  • com.android.support:support-v4
  • com.android.support:appcompat-v7
  • com.android.support:recyclerview-v7

Add a module to the project using the '+' button in the Project Structure dialog. Choose the "Import .JAR/.AAR Package" module template, and select blocklylib-debug.aar or blocklylib-release.aar from the blockly-android project directory. Then, in the app module dependencies, add the new module as a module dependency.

Screenshots of adding a module in Android Studio.

Importing these .aar files will copy them into the project directory at the following location(s):

  • MyBlocklyApp/blocklylib-core-debug/blocklylib-core-debug.aar
  • MyBlocklyApp/blocklylib-core-release/blocklylib-core-release.aar
  • MyBlocklyApp/blocklylib-vertical-debug/blocklylib-vertical-debug.aar
  • MyBlocklyApp/blocklylib-vertical-release/blocklylib-vertical-release.aar

To update the Blockly library in your project, just replace the copies at these locations with newer versions.

You can add both the debug and release version .aar files, if you want full debug info in only your app's debug build. If you do, make sure the scopes in the app module dependencies are "Debug compile" and "Release compile", respectively.

Screenshots of the Project Structure dialog in Android Studio, with all module dependencies configured.

Implement the activity base class

The easiest way to develop an Android Blockly activity is to extend AbstractBlocklyActivity, and we highly recommend using it for your first Blockly application. The class has several abstract methods you will need to override, detailed below. The method implementations below mirror those in SimpleActivity, which you can use as a reference.

getToolboxContentsXmlPath()

getToolboxContentsXmlPath() returns the assets/ path to XML that defines the toolbox contents.

@Override
protected String getToolboxContentsXmlPath() {
    return "default/toolbox.xml";
}

getBlockDefinitionsJsonPaths()

getBlockDefinitionsJsonPaths() returns the paths in the assets/ directory to the block defintion .json files. The below implementation imports the default blocks provided by the Blockly library.

@Override
protected List<String> getBlockDefinitionsJsonPaths() {
    return Arrays.asList(
        "default/list_blocks.json",
        "default/logic_blocks.json",
        "default/loop_blocks.json",
        "default/math_blocks.json",
        "default/text_blocks.json",
        "default/variable_blocks.json",
        "default/colour_blocks.json"
    );
}
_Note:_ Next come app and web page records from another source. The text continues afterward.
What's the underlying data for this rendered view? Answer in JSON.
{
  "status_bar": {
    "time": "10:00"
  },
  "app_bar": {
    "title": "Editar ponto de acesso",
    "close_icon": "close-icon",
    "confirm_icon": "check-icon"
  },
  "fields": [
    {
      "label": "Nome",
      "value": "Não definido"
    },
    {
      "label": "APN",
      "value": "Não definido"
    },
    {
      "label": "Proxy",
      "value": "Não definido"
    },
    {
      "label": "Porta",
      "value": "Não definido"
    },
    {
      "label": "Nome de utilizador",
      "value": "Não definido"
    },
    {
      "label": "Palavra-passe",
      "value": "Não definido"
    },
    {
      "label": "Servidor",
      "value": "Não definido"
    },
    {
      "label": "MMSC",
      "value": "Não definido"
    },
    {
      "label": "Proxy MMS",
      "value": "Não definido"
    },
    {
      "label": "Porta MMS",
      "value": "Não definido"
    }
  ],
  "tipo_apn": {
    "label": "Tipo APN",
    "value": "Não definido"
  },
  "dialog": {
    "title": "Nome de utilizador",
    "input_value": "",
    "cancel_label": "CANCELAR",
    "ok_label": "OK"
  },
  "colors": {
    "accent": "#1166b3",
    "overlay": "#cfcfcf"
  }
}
getGeneratorsJsPaths()

getGeneratorsJsPaths() returns the paths in the assets/ directory to the generator .js files that define the block implementations. Current implementations include all the JavaScript implementations for Blockly's default blocks.

private static final List<String> JAVASCRIPT_GENERATORS = Arrays.asList(
    // Custom block generators go here. Default blocks are already included.
);

@Override
protected List<String> getGeneratorsJsPaths() {
    return JAVASCRIPT_GENERATORS;
}

getCodeGenerationCallback()

getCodeGenerationCallback() returns the callback used to return the generated code back to the app. This is called after the user hits the run/play button in the action bar.

CodeGenerationRequest.CodeGeneratorCallback mCodeGeneratorCallback =
        new LoggingCodeGeneratorCallback(this, "LoggingTag");

@Override
protected CodeGenerationRequest.CodeGeneratorCallback getCodeGenerationCallback() {
    // Uses the same callback for every generation call.
    return mCodeGeneratorCallback;
}

onInitBlankWorkspace()

While not an abstract method, onInitBlankWorkspace() is currently required to define the available variables if your app includes default/variable_blocks.json. Variable support is currently in development.

@Override
protected void onInitBlankWorkspace() {
    // Initialize available variable names.
    getController().addVariable("item");
}

Next steps

At this point, the app should compile and run similar to SimpleActivity. From here, development can progress in several different directions. You can...